People Relaunches Its Mobile Site
Builds in responsive design, custom 'snap' banners and specially timed content.
Time Inc.’s People has retuned its mobile site to take advantage of the multi-device landscape and how and when readers consume content. The new site’s responsive design now automatically matches display with device and Brian Orloff has been promoted into a newly created mobile news editor position who will program and deploy certain types of content based on how and when users are accessing the site—a process People calls "dayparting."
Additionally, the site now features new ad units called snap banners that appear at the bottom of the screen and travel as the user scrolls down the page, snapping into place midway. If a user clicks on the banner it pops out to full-screen size.
The mobile site’s overhaul was largely triggered by the proliferation of devices and operating systems as well as a new understanding of how People’s mobile fans are accessing and participating with the content. "We felt there was a strong, unmet demand from consumers and advertisers to deliver an experience that’s not just optimized for the device, but for the moment," says Liz White, general manager of People Digital. "We break that moment down between time of day and the length of time the consumer has."
White adds that the site has evolved from the "mobile 1.0" strategy of repurposing desktop content onto a mobile site, then adding enhancements as tablets took off, and then fully addressing the the proliferation of devices and operating systems as well as recognizing how consumers were using them.

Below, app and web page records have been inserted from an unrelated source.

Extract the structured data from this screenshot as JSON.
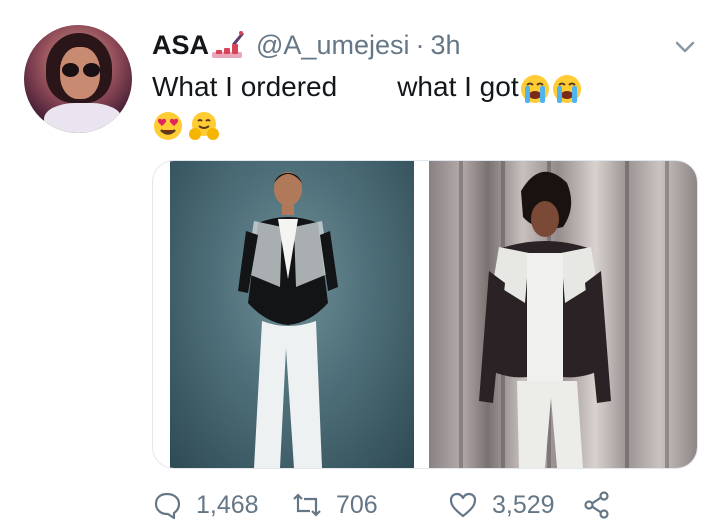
{
  "tweet": {
    "author_name": "ASA",
    "handle": "@A_umejesi",
    "separator": "·",
    "time": "3h",
    "text_left": "What I ordered",
    "text_right": "what I got",
    "name_emoji": "💅",
    "text_emojis": [
      "😭",
      "😭"
    ],
    "line2_emojis": [
      "😍",
      "🤗"
    ]
  },
  "media": {
    "left_photo": "woman-in-embellished-blazer-photo",
    "right_photo": "person-in-blazer-photo"
  },
  "actions": {
    "reply_count": "1,468",
    "retweet_count": "706",
    "like_count": "3,529"
  },
  "colors": {
    "text": "#14171a",
    "secondary": "#657786",
    "border": "#e1e8ed"
  }
}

"We saw two things wrong," says White. "With the growth of the screen sizes and the operating systems we were dealing with about 14 different templates on the back end. And this didn’t fully give us the opportunity to address the different content needs of consumers on different devices."
A customer study in the meantime revealed more detailed mobile usage habits of People’s readers—metrics such as the 1.4 hours readers spend per week waiting in various lines, or that users will watch TV with a connected device with them for an average of 3 hours per week. Each of those experiences, says White, offer a different mobile content and engagement opportunity.
This is where Orloff, previously associate news editor, comes in as the site’s news editor. He’ll program various bits of and lengths of content according to time of day and week. User comments happening on the site about a particular TV program, for example, can be packaged up and featured just as that show is about to be broadcast. And big news from over the weekend can be recapped on a Monday in easily read, bite-sized summaries.
Additionally—and this is part of a broader content strategy across the brand platforms—the editor will tie content from the desktop environment to mobile and back again, enabling a more free-flowing stream of visitors between the two platforms. "The mobile editor’s job is to balance and source new content and packaged content from the desktop in a way that is relevant for the time of day and usage on mobile," says White.
Along with that, commenting functionality will be better integrated across desktop, tablet and mobile environments to enable a more seamless engagement opportunities.
The new, custom snap banners scroll with the user and snaps to full screen when clicked on. The idea here, says White, is to balance content real estate with advertising, giving ads a dual personality—small display opportunities and full-screen "experiences" if clicked on. White’s team created templates of the banners to provide to agency partners to plug and play creative, and the banners can also be built in-house for clients, if needed.
According to Nielsen numbers, People’s mobile site averages about 4.5 million monthly uniques, and White says about 25 percent of the site’s usage is over five minutes per visitor. Going forward, White says they’ll be looking at traffic and engagement numbers associated with the "dayparted" content and the commenting and gaming features on the site.